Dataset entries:

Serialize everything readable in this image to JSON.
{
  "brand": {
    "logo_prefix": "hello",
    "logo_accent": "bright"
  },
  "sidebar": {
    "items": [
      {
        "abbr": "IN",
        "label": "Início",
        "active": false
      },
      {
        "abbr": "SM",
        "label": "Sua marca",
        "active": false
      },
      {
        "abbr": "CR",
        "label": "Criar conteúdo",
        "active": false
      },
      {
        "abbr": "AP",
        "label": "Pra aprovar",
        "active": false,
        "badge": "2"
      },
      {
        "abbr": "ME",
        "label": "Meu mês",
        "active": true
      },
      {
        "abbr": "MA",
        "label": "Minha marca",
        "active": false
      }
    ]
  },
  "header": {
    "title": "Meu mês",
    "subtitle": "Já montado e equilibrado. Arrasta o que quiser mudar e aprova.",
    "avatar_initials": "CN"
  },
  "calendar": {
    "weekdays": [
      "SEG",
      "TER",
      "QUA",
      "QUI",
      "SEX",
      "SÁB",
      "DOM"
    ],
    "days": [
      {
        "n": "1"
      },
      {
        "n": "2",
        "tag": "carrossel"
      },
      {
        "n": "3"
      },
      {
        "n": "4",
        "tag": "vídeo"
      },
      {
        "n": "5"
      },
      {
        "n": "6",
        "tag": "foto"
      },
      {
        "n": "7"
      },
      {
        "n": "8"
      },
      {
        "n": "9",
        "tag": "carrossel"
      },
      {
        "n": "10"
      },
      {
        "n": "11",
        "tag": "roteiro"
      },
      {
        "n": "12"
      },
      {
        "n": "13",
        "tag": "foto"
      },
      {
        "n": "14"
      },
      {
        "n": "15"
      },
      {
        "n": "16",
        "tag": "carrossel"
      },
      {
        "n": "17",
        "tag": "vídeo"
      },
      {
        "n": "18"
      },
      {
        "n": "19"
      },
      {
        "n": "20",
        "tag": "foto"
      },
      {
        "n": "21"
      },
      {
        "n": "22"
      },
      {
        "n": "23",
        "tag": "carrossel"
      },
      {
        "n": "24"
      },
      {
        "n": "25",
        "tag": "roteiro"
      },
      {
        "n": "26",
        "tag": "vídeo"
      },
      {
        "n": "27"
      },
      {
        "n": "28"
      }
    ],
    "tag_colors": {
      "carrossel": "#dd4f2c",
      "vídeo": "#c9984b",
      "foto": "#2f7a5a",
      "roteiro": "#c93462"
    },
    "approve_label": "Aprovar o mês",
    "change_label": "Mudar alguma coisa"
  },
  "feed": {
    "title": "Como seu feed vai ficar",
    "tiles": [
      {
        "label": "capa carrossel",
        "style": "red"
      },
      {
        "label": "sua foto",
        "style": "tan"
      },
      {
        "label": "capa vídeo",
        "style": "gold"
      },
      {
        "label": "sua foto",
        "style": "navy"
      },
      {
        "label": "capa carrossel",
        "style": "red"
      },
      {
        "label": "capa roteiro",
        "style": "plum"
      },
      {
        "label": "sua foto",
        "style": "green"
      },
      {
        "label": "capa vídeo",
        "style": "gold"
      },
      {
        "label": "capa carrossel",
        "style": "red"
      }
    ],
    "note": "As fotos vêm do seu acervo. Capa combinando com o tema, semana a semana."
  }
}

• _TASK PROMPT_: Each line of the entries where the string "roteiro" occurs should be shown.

• _OUTPUT_:
        "tag": "roteiro"
        "tag": "roteiro"
      "roteiro": "#c93462"
        "label": "capa roteiro",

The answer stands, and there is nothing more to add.